Why do stepmoms often feel like such outsiders?
Easy. Because they are.
Non-stepmoms can’t understand this concept. But a lot of stepmoms know exactly what I’m talking about.
- The kids walk into the house and ignore you
- You answer the phone and they say “Is dad there?” – No “Hi, how are you?”
- You’re sitting on the couch next to your spouse, but the kids only say goodnight to him
- Your stepchild offers to get his dad a drink while in the kitchen, completely ignoring the fact that you might be thirsty too
You’ve never been so ignored and felt so insignificant in your life. Welcome to the stepfamily.
Why is this such a common occurrence in stepfamilies?
There are a couple of possible reasons:
- There’s a common conflict in step families. Blood bonds vs. love and/or marriage.
- Its unintentional; kids don’t even realize they’re doing it. And this I know from personal experience.
It’s true. I have a stepmom that I love. And I didn’t realize it until I was an adult, but I never included her. I would always call out for dad, address dad, ask for dad, and not even notice that I was ignoring her. If someone would have pointed it out to me, I’m sure I would have been shocked, as shocked as I was when I realized it as an adult, and I would have made more of an effort.
I’m sure it felt awfully personal to her, but it wasn’t.
And then there’s bond conflicts.
Did you know that a person receiving a new organ has to be put on special medications so their body doesn’t reject it?
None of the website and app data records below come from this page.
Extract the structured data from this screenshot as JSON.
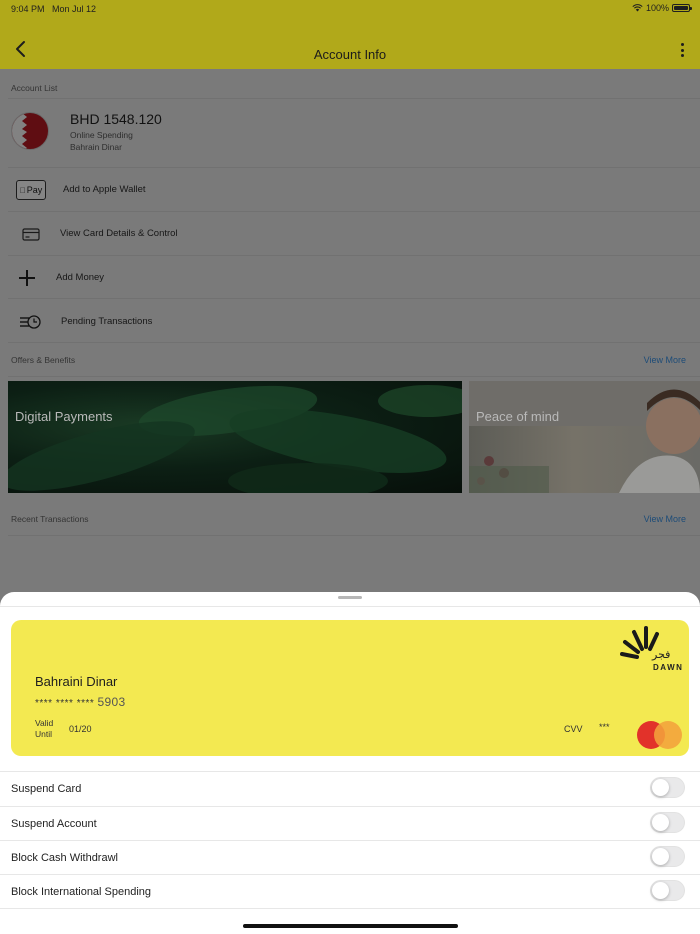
{
  "status_bar": {
    "time": "9:04 PM",
    "date": "Mon Jul 12",
    "battery": "100%"
  },
  "header": {
    "title": "Account Info",
    "back_icon": "chevron-left-icon",
    "more_icon": "more-vertical-icon"
  },
  "account_list": {
    "label": "Account List",
    "account": {
      "balance": "BHD 1548.120",
      "type": "Online Spending",
      "currency": "Bahrain Dinar",
      "flag_icon": "bahrain-flag-icon"
    }
  },
  "actions": [
    {
      "label": "Add to Apple Wallet",
      "icon": "apple-pay-icon",
      "icon_text": "Pay"
    },
    {
      "label": "View Card Details & Control",
      "icon": "credit-card-icon"
    },
    {
      "label": "Add Money",
      "icon": "plus-icon"
    },
    {
      "label": "Pending Transactions",
      "icon": "pending-clock-icon"
    }
  ],
  "offers": {
    "label": "Offers & Benefits",
    "view_more": "View More",
    "items": [
      {
        "caption": "Digital Payments"
      },
      {
        "caption": "Peace of mind"
      }
    ]
  },
  "recent": {
    "label": "Recent Transactions",
    "view_more": "View More"
  },
  "card": {
    "name": "Bahraini Dinar",
    "masked": "**** **** ****",
    "last4": "5903",
    "valid_line1": "Valid",
    "valid_line2": "Until",
    "expiry": "01/20",
    "cvv_label": "CVV",
    "cvv_value": "***",
    "brand_arabic": "فجر",
    "brand_latin": "DAWN",
    "network_icon": "mastercard-icon"
  },
  "toggles": [
    {
      "label": "Suspend Card",
      "on": false
    },
    {
      "label": "Suspend Account",
      "on": false
    },
    {
      "label": "Block Cash Withdrawl",
      "on": false
    },
    {
      "label": "Block International Spending",
      "on": false
    }
  ],
  "colors": {
    "header": "#b1a91a",
    "card": "#f3e951",
    "link": "#1d4c78",
    "overlay": "#7a7a7a"
  }
}
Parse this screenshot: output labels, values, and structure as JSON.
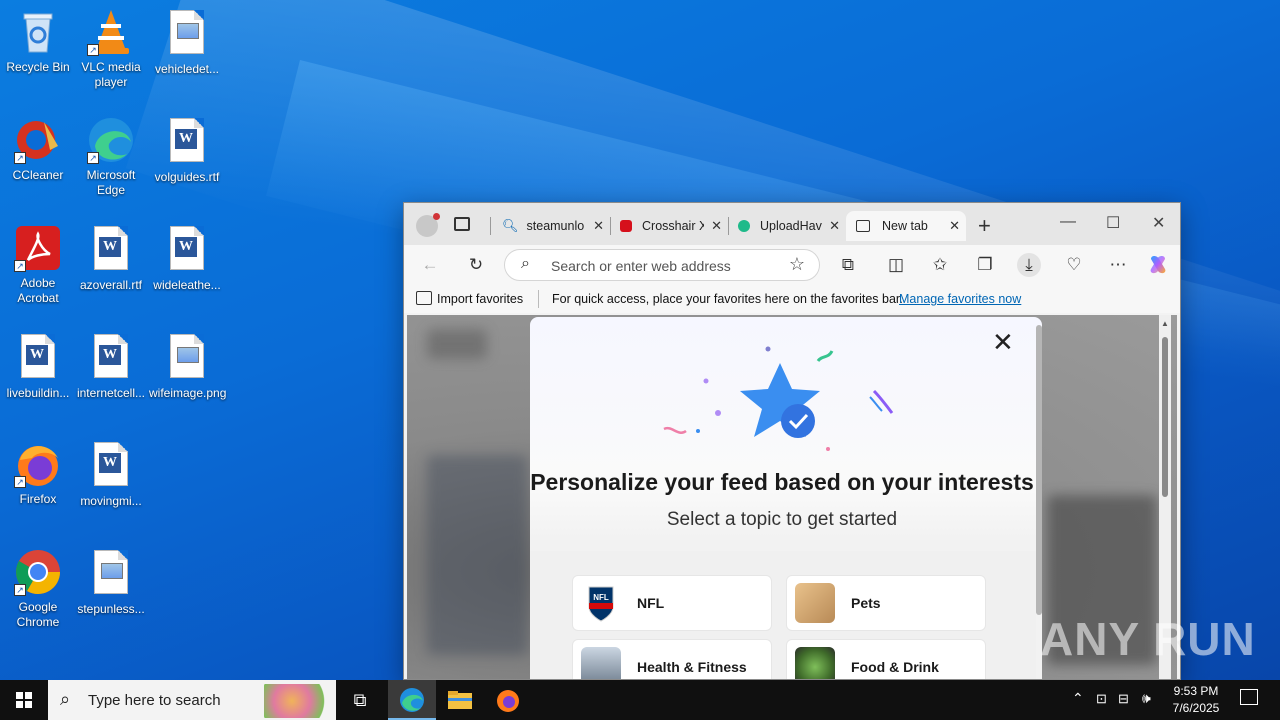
{
  "desktop": {
    "icons": [
      {
        "label": "Recycle Bin"
      },
      {
        "label": "VLC media player"
      },
      {
        "label": "vehicledet..."
      },
      {
        "label": "CCleaner"
      },
      {
        "label": "Microsoft Edge"
      },
      {
        "label": "volguides.rtf"
      },
      {
        "label": "Adobe Acrobat"
      },
      {
        "label": "azoverall.rtf"
      },
      {
        "label": "wideleathe..."
      },
      {
        "label": "livebuildin..."
      },
      {
        "label": "internetcell..."
      },
      {
        "label": "wifeimage.png"
      },
      {
        "label": "Firefox"
      },
      {
        "label": "movingmi..."
      },
      {
        "label": "Google Chrome"
      },
      {
        "label": "stepunless..."
      }
    ]
  },
  "browser": {
    "tabs": [
      {
        "title": "steamunlo"
      },
      {
        "title": "Crosshair X"
      },
      {
        "title": "UploadHav"
      },
      {
        "title": "New tab"
      }
    ],
    "address_placeholder": "Search or enter web address",
    "favbar": {
      "import_label": "Import favorites",
      "message": "For quick access, place your favorites here on the favorites bar.",
      "manage_link": "Manage favorites now"
    },
    "modal": {
      "title": "Personalize your feed based on your interests",
      "subtitle": "Select a topic to get started",
      "topics": [
        {
          "label": "NFL"
        },
        {
          "label": "Pets"
        },
        {
          "label": "Health & Fitness"
        },
        {
          "label": "Food & Drink"
        }
      ]
    }
  },
  "taskbar": {
    "search_placeholder": "Type here to search",
    "time": "9:53 PM",
    "date": "7/6/2025"
  },
  "watermark": "ANY RUN"
}
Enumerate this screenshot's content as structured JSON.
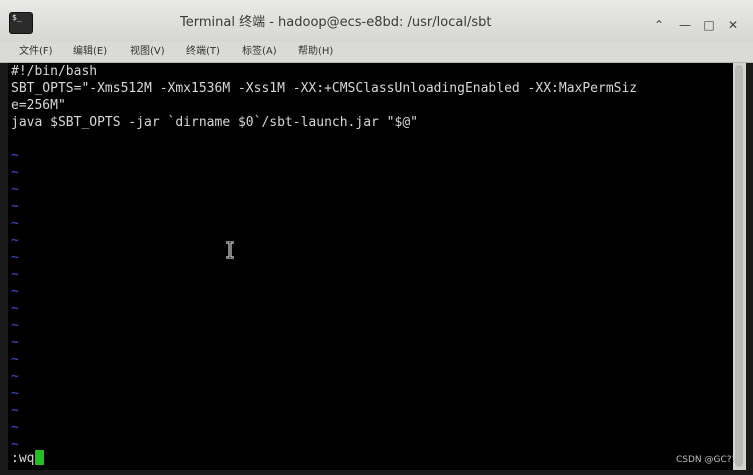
{
  "window": {
    "title": "Terminal 终端 - hadoop@ecs-e8bd: /usr/local/sbt",
    "app_icon_glyph": "$_",
    "buttons": {
      "up": "⌃",
      "minimize": "—",
      "maximize": "□",
      "close": "✕"
    }
  },
  "menubar": {
    "items": [
      "文件(F)",
      "编辑(E)",
      "视图(V)",
      "终端(T)",
      "标签(A)",
      "帮助(H)"
    ]
  },
  "terminal": {
    "lines": [
      "#!/bin/bash",
      "SBT_OPTS=\"-Xms512M -Xmx1536M -Xss1M -XX:+CMSClassUnloadingEnabled -XX:MaxPermSiz",
      "e=256M\"",
      "java $SBT_OPTS -jar `dirname $0`/sbt-launch.jar \"$@\""
    ],
    "empty_line_marker": "~",
    "command_line": ":wq"
  },
  "watermark": "CSDN @GC??",
  "colors": {
    "terminal_bg": "#000000",
    "text": "#d8d8d8",
    "tilde": "#3f51d8",
    "cursor": "#21c021"
  }
}
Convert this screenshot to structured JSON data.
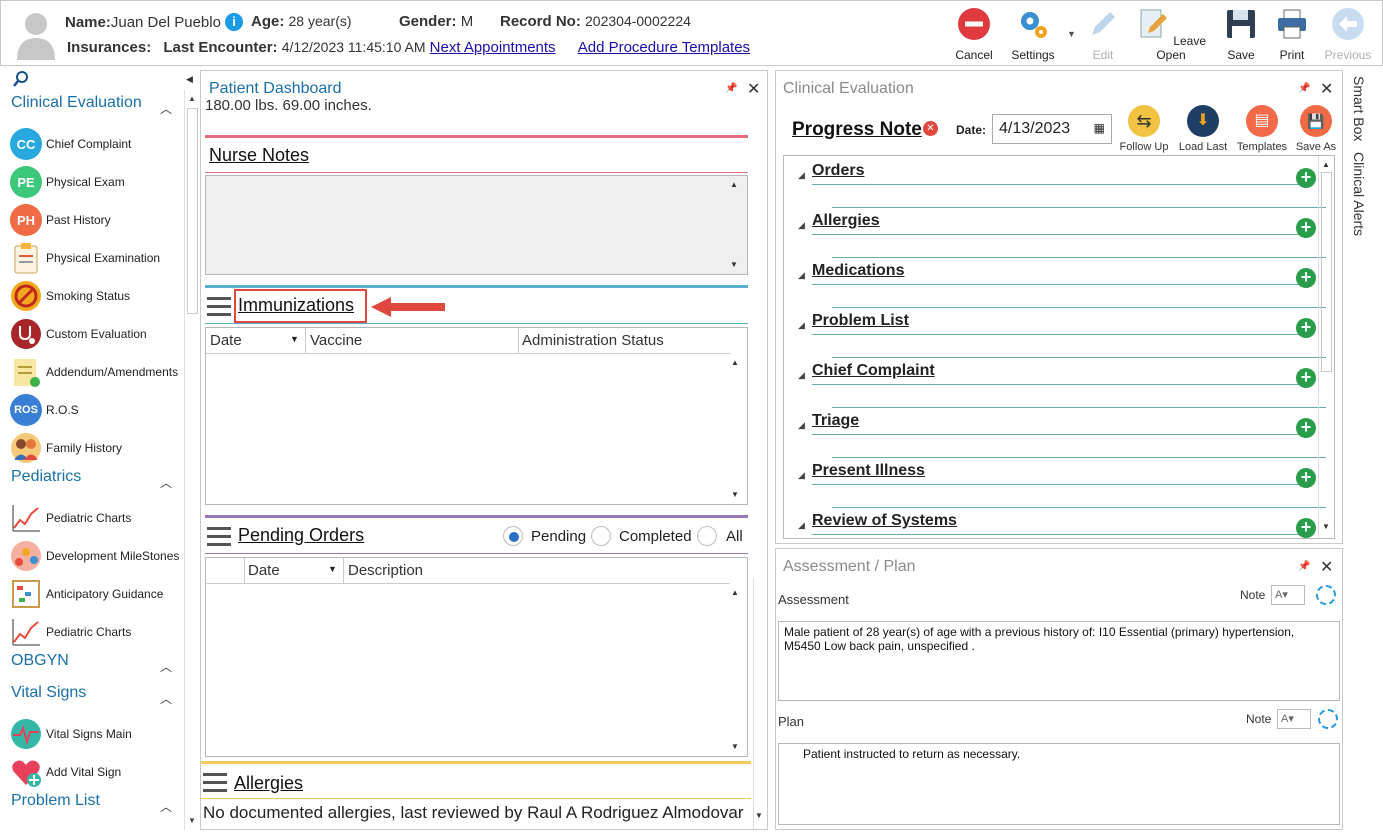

There’s a natural tendency for the body to reject what’s foreign. Same thing applies in stepfamilies, and it sucks.
Home is supposed to be the one place you feel safe. The one place you can relax and let the worries of the world fall away. But that can’t happen when you’re stuck with a dynamic that has you feeling like a stranger in your own home. Ignored. Treated like a maid. Surrounded by draining, negative energy from a teenager that didn’t come from your womb.
Take your pick of scenarios.
What to do?
- Stop feeling like a freak or thinking it’s your fault. Acknowledge that, unfortunately, it’s a normal occurrence in stepfamilies. It’s not personal.
- Your husband’s support is vital. He can’t force his kids to like you, but he can demand they treat you with respect (see #3). He can also verbalize his appreciation for you and show you in little ways that you matter to him and to the family.
- Create some house rules around common courtesy and basic manners (hello/bye/thank you).
- If the kids already have an active mom, even if you don’t agree with her parenting, focus more on being a wife and less on trying to “mother” your stepchildren. You can still nurture and show love, but remember that they already have a mom.
- Let the kids set pace of relationship. The harder you try to get love from them, the harder they’ll resist. Let the relationships evolve naturally and remember it can take years to form a bond.
- Invite your friends or family over for holidays. You’ll feel like you have somebody on your team and will be more comfortable being yourself.
- Create a kid-free zone where you can escape from the awkwardness and decompress.
© 2012 Jenna Korf All Rights Reserved